Find Out Which Parts Of Your Vagina Are The Most Sensitive
Andrew Zaeh for Bustle

Some sexperts talk about the G-spot, a region on the upper wall of the vagina that some people find especially sensitive. However, there's some debate among experts over whether the G-spot exists, and people with vaginas themselves describe very different experiences with it. Most likely, what people are feeling when they describe G-spot pleasure or G-spot orgasms is stimulation of the internal clitoris.

Whatever you call it, some people enjoy stimulation of the upper front wall of the vagina, which you can experience via a curved dildo like the Njoy Pure Wand or fingering in a "come hither" motion. "Women often report that a G-Spot orgasm feels different from a clitoral one, as they experience sensations of bearing down or pushing out with their pelvic floor muscles," says Dr. Jess. You can also try shallow penetration to see if the outer portion of your vagina is most sensitive.

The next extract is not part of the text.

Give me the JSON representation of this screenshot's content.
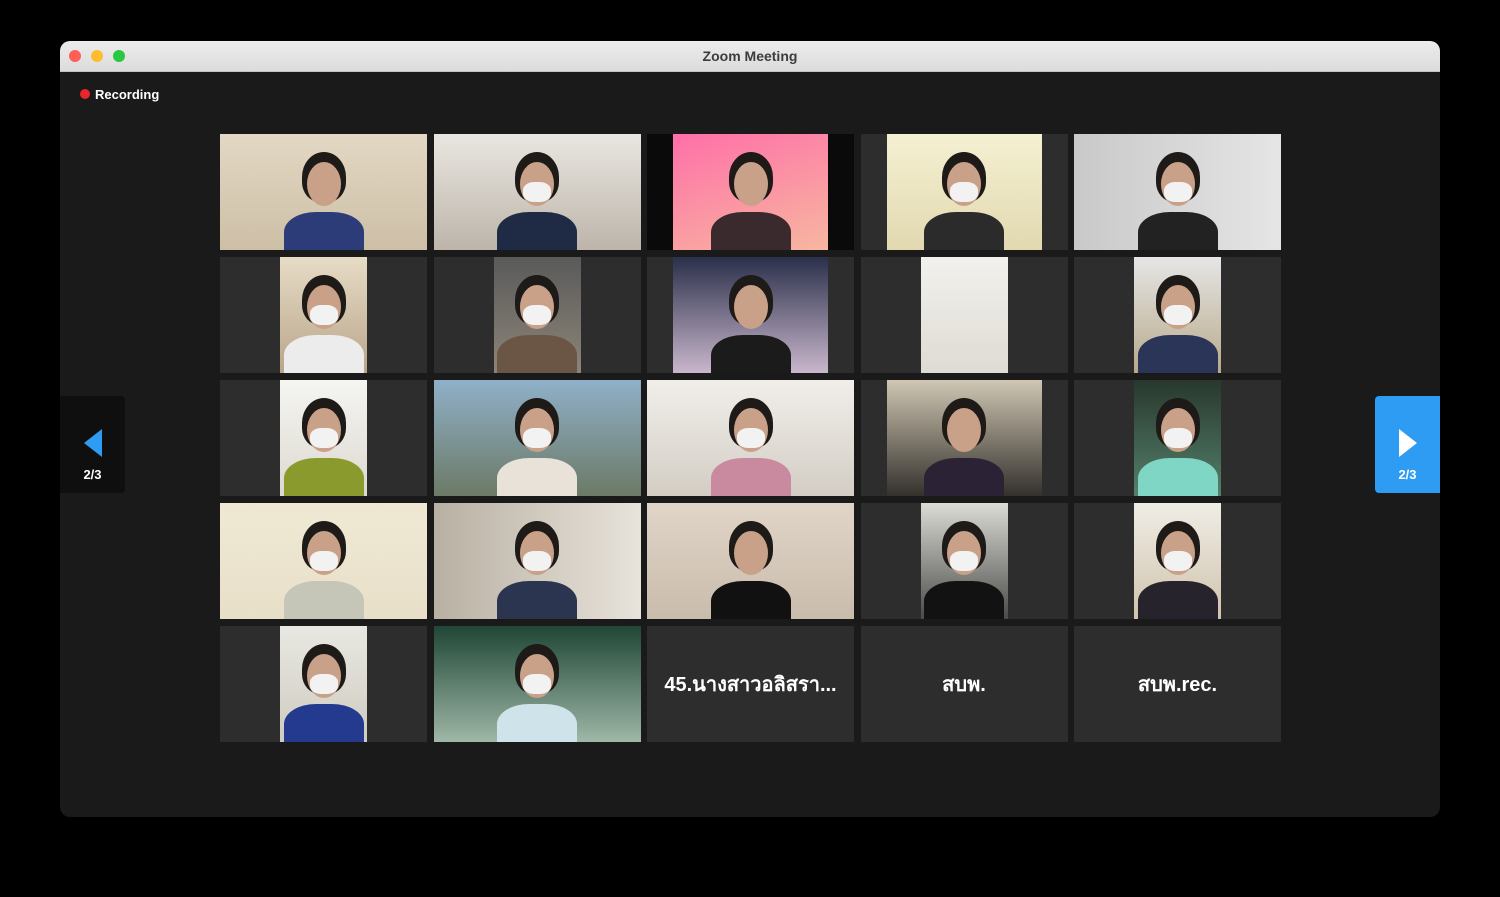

Another area that gives some people pleasure is the anterior fornix, also known as the A spot, which is on the front wall of the vagina all the way up near the cervix and can be stimulated with very deep penetration. Yet another region you don't often hear about is the Cul-De-Sac, says Dr. Jess. "Located opposite the A-Spot on the back wall of the vagina at its deepest point, this sensitive region is associated with dual stimulation of the vagina and the rectum," she says. "As the uterus tents upward during sexual response, the Cul-de-Sac may become more responsive to pressure and stimulation."

But while stimulation of these areas drives some people wild, plenty others feel nothing at all. So don't feel like you're defective if these techniques don't do much for you.

That goes for vaginal stimulation in general. There are plenty of ways to enjoy sex without penetration. "You may not enjoy penetration because it’s simply not your cup of tea," says Dr. Jess. "Just as some people love chocolate (or anal penetration), others are indifferent to it, and others dislike it. Your personal tastes need no justification. You are the expert of your own body and your own individual preferences. You do not have to learn to enjoy any specific sex act in order to align your sex life with heteronormative cultural norms."